“Climate change has already affected your health, and will inevitably directly, and indirectly, affect the health of every living thing”, said Associate Professor Green.
“We need to be prepared for more death and sickness from heat-related diseases. However, direct impacts, such as a heatwave, are just the most visible impacts.
“The depth and complexity of the indirect impacts of climate change on our health are only just beginning to be appreciated.
“We know of an increasing mental health burden from extreme weather events, and we have seen an increase in domestic violence in hot weather. The distribution of some infectious diseases is also shifting.
“Unfortunately, these health impacts are distributed unequally. Within a population, children, the elderly, and already socially or economically disadvantaged groups are most likely to be affected first and hardest.
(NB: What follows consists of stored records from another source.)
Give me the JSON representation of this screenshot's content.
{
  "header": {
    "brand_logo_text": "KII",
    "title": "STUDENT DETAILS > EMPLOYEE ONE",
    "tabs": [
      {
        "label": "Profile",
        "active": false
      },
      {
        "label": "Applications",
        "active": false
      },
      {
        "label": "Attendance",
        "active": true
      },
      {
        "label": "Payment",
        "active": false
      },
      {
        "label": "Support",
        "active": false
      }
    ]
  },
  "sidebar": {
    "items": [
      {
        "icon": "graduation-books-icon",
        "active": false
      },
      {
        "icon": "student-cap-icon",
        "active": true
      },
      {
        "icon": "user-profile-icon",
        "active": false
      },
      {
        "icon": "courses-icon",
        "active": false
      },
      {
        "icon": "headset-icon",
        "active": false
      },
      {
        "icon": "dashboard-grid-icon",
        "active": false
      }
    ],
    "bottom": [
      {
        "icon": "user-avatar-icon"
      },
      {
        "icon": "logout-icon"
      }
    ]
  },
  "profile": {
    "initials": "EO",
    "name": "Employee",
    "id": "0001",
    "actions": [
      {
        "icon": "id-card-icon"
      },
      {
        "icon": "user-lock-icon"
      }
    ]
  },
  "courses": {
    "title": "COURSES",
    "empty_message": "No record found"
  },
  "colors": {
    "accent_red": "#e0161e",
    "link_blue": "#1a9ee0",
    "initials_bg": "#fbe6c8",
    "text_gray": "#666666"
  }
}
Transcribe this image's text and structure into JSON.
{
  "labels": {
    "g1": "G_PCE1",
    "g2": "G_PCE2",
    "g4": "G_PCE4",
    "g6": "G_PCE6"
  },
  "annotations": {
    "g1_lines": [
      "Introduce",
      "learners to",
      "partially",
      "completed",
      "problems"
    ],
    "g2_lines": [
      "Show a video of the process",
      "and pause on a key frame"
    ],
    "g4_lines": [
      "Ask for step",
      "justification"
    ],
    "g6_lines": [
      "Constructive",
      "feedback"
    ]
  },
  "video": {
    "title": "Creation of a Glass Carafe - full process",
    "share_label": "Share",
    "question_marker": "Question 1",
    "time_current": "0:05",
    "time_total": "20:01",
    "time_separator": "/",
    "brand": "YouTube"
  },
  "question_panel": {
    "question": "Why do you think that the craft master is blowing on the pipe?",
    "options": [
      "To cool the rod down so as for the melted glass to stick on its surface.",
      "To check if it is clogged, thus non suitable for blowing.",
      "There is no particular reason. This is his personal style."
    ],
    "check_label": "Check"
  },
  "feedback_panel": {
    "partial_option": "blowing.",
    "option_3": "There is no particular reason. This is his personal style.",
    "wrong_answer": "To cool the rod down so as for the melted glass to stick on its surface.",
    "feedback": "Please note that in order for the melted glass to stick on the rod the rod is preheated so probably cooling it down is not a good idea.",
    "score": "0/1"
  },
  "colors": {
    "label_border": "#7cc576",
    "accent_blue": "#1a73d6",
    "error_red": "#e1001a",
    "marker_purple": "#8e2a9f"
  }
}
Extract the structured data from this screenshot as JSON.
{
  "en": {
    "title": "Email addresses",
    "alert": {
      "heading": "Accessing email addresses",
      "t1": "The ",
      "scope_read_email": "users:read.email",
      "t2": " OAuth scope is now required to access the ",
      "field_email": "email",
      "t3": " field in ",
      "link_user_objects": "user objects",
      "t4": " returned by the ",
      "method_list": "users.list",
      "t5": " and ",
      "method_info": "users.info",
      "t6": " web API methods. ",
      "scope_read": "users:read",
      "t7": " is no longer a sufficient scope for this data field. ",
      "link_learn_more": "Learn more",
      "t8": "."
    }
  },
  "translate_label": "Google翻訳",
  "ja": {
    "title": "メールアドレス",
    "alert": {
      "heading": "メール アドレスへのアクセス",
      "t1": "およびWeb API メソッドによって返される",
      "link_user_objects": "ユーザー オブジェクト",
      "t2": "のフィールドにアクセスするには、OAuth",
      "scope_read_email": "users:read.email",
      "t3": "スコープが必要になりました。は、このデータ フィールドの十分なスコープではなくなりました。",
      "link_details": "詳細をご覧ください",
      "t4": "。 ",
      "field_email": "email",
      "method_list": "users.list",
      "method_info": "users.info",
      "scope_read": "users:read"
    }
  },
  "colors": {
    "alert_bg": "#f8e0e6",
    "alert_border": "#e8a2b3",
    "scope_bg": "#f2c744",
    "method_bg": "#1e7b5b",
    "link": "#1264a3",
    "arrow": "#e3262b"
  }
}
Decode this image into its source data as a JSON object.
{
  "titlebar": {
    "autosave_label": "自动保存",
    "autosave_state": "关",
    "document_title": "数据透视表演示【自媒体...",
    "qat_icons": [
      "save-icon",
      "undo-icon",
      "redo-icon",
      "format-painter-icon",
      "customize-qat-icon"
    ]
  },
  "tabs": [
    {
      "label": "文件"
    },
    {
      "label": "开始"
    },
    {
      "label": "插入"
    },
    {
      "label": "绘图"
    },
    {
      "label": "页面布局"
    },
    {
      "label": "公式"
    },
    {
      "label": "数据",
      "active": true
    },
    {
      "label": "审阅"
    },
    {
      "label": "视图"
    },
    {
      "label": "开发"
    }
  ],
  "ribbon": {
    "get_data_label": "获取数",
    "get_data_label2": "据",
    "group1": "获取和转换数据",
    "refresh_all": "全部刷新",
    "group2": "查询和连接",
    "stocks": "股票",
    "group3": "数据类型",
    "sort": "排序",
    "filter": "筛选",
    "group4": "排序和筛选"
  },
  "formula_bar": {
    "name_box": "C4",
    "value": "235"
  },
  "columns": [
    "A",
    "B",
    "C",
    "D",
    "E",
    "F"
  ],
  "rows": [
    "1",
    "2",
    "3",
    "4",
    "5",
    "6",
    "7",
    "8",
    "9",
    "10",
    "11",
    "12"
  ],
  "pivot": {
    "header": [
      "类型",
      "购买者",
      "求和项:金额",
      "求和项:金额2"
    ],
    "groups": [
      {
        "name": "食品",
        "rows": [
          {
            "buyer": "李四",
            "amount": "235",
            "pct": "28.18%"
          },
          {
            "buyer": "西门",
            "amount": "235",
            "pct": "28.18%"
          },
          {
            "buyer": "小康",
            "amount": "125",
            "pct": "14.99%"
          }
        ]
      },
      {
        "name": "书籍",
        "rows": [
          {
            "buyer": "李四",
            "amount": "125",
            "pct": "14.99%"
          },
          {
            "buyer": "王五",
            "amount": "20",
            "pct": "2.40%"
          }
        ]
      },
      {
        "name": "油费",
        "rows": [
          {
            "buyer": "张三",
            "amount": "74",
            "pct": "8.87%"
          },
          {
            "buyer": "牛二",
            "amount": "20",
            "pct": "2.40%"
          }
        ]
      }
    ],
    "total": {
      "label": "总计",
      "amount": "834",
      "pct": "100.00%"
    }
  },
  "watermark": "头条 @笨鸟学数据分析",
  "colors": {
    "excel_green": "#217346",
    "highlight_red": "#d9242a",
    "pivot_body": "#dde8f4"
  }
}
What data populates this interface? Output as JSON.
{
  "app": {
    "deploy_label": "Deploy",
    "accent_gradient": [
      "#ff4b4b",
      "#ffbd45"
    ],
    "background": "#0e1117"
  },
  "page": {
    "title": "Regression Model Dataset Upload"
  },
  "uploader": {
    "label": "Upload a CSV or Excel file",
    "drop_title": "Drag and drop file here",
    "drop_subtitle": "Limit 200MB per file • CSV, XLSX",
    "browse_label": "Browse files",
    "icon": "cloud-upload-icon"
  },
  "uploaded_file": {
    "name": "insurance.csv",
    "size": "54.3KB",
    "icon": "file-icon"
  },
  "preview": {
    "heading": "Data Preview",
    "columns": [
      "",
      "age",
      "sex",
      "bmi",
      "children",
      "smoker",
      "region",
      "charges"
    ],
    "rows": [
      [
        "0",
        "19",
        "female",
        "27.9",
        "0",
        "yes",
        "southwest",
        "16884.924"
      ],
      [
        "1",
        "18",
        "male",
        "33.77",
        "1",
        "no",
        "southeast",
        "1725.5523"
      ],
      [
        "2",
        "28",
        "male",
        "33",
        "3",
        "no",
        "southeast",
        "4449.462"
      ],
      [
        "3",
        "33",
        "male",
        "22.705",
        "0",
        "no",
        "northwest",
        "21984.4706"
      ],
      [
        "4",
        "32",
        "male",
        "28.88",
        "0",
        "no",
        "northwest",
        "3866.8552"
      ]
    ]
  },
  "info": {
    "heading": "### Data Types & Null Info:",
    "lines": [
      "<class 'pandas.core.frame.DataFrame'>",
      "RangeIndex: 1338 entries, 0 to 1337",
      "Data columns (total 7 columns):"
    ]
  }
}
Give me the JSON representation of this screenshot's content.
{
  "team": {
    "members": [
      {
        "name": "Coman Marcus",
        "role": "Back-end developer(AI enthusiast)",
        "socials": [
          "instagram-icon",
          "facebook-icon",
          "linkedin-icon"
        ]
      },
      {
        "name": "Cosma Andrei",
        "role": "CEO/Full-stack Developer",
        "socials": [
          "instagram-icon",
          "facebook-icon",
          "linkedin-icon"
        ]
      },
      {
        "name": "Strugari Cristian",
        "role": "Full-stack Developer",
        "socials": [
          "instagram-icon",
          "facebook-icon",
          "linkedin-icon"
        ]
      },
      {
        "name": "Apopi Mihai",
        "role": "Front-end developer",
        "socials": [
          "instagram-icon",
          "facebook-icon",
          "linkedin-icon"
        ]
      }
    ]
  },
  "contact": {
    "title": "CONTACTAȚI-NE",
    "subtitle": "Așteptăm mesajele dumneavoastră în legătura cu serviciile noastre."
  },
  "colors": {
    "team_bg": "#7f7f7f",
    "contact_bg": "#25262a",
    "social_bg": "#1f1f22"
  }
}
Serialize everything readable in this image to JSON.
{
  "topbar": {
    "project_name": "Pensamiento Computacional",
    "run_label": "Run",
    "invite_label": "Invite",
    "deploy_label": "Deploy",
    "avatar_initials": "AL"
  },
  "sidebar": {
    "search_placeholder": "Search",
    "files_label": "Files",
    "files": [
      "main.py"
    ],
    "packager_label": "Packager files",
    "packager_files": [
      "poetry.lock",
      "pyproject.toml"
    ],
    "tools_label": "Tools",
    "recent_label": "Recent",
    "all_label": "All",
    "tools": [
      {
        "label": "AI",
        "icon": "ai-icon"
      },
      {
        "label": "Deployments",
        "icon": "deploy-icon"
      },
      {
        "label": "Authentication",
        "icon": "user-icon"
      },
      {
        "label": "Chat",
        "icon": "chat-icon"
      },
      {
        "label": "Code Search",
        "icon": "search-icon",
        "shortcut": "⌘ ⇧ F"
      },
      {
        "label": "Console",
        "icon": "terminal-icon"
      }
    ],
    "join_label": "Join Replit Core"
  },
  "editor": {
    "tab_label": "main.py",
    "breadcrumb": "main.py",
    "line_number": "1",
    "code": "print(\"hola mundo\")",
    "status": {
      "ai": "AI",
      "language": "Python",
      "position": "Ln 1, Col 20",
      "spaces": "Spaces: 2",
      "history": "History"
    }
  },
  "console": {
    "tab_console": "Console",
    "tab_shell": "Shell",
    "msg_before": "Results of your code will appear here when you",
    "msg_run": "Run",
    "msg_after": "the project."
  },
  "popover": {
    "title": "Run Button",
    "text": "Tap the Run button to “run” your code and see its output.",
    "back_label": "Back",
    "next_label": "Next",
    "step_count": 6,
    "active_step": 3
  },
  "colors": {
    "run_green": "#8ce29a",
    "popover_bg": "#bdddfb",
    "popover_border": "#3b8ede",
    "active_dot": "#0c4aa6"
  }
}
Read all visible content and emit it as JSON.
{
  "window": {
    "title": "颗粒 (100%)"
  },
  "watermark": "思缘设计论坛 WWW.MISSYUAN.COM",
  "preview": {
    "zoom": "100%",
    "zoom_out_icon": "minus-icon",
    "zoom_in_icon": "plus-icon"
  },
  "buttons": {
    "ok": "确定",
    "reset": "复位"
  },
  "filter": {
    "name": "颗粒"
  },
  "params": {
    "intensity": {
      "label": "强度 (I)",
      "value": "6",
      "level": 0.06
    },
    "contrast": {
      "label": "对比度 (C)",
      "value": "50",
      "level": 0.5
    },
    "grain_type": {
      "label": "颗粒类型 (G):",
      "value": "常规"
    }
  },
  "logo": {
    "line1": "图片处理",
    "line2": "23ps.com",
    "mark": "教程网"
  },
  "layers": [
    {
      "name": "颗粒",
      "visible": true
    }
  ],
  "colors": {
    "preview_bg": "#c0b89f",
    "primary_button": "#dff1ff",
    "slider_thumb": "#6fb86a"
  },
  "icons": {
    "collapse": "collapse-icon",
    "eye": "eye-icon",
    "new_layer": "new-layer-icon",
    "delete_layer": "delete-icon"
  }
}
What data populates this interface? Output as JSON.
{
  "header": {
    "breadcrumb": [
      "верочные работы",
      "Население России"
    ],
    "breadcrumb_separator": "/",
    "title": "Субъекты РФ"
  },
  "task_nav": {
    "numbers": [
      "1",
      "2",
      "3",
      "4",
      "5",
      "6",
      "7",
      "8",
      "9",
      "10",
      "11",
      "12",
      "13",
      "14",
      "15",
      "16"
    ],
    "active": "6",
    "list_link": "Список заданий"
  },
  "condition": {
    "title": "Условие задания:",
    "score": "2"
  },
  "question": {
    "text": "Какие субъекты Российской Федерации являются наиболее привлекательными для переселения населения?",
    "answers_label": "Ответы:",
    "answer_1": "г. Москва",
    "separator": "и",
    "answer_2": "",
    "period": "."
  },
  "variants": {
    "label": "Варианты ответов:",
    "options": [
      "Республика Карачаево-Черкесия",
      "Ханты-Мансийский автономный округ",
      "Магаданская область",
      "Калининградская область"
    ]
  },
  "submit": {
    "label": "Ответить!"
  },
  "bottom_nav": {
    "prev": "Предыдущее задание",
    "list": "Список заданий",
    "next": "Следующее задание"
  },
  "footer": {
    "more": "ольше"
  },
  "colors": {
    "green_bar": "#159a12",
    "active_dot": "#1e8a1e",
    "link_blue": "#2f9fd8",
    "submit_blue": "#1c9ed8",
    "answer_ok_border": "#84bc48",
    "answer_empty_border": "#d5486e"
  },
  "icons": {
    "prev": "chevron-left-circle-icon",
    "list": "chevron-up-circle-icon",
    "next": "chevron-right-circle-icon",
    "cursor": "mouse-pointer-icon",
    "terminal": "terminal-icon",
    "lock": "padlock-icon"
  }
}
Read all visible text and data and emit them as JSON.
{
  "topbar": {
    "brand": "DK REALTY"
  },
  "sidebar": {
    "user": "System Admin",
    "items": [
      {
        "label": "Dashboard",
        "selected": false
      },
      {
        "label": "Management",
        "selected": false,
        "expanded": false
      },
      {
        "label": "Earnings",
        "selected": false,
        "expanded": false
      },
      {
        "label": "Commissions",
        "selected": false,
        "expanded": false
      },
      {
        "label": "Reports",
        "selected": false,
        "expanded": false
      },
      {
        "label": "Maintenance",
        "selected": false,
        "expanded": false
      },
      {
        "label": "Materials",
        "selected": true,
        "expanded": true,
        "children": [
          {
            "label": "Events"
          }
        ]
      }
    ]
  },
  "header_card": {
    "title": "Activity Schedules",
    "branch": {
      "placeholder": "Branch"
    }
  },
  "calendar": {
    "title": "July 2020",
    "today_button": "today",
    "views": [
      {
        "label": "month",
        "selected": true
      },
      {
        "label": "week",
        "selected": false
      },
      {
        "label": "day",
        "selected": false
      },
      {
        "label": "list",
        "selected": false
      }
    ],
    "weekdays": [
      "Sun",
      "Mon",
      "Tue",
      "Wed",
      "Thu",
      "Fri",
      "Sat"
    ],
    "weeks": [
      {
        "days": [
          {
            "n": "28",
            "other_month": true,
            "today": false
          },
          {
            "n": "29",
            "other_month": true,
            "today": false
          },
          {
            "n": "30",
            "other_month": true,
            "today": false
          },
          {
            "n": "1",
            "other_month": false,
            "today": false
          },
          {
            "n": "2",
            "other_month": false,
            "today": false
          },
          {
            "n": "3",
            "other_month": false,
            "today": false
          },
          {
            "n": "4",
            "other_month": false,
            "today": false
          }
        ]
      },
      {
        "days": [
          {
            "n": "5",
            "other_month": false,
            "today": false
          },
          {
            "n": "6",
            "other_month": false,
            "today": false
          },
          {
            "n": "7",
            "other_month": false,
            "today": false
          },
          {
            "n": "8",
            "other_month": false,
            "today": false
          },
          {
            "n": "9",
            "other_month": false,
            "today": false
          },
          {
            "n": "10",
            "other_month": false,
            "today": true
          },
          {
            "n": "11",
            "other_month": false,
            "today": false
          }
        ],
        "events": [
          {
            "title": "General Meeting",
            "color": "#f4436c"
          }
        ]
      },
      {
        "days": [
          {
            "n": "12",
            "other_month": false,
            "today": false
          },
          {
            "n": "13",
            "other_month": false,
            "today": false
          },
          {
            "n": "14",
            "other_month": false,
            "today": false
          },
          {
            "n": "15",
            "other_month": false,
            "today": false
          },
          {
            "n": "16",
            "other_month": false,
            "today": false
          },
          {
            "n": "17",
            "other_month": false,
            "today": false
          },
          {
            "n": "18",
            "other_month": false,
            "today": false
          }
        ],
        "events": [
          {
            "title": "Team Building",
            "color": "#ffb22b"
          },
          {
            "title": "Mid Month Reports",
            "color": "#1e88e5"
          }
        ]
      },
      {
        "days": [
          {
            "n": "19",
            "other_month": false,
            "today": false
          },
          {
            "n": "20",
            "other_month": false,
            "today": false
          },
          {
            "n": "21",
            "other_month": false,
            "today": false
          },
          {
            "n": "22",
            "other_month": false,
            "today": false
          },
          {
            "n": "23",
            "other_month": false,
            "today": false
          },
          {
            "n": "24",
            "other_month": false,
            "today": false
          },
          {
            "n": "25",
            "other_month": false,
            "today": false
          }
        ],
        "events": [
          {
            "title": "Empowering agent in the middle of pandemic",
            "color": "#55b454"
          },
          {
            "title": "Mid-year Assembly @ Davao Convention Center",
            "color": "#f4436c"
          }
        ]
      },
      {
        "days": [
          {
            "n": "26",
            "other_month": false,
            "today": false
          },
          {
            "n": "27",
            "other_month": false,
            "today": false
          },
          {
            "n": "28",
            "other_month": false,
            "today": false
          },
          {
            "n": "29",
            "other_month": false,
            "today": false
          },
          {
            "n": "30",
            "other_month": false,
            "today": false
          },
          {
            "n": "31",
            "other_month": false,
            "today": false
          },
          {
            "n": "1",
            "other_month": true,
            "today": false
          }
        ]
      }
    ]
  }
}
The geographic distribution of these health impacts is also unequal, with people living nearer the equator / in lower income countries, more likely to experience more extreme weather, and face a larger health burden.”
- June 2017: Framework for a National Strategy on Climate, Health and Well-being for Australia
- November 2017: Climate Change, Air Pollution and Health in Australia - Grand Challenge on Climate Change
- May 2018: Climate change, air pollution and human health in Sydney, Australia: A review of the literature
Associate Professor Donna Green: Climate Change Research Centre, UNSW Sydney
Donna Green is a founding member of the Climate Change Research Centre, UNSW Sydney, and an Associate Investigator of the ARC Centre of Excellence for Climate Extremes and the NHMRC Centre for Energy, Air Pollution and Health Research. As an interdisciplinary environmental scientist, her current research interests include climate change, air pollution and human health, quantitative environmental justice research, and climate impacts on Indigenous communities. She teaches domestic energy policy and co-authored Screw Light Bulbs: Smarter ways to save Australians time and money.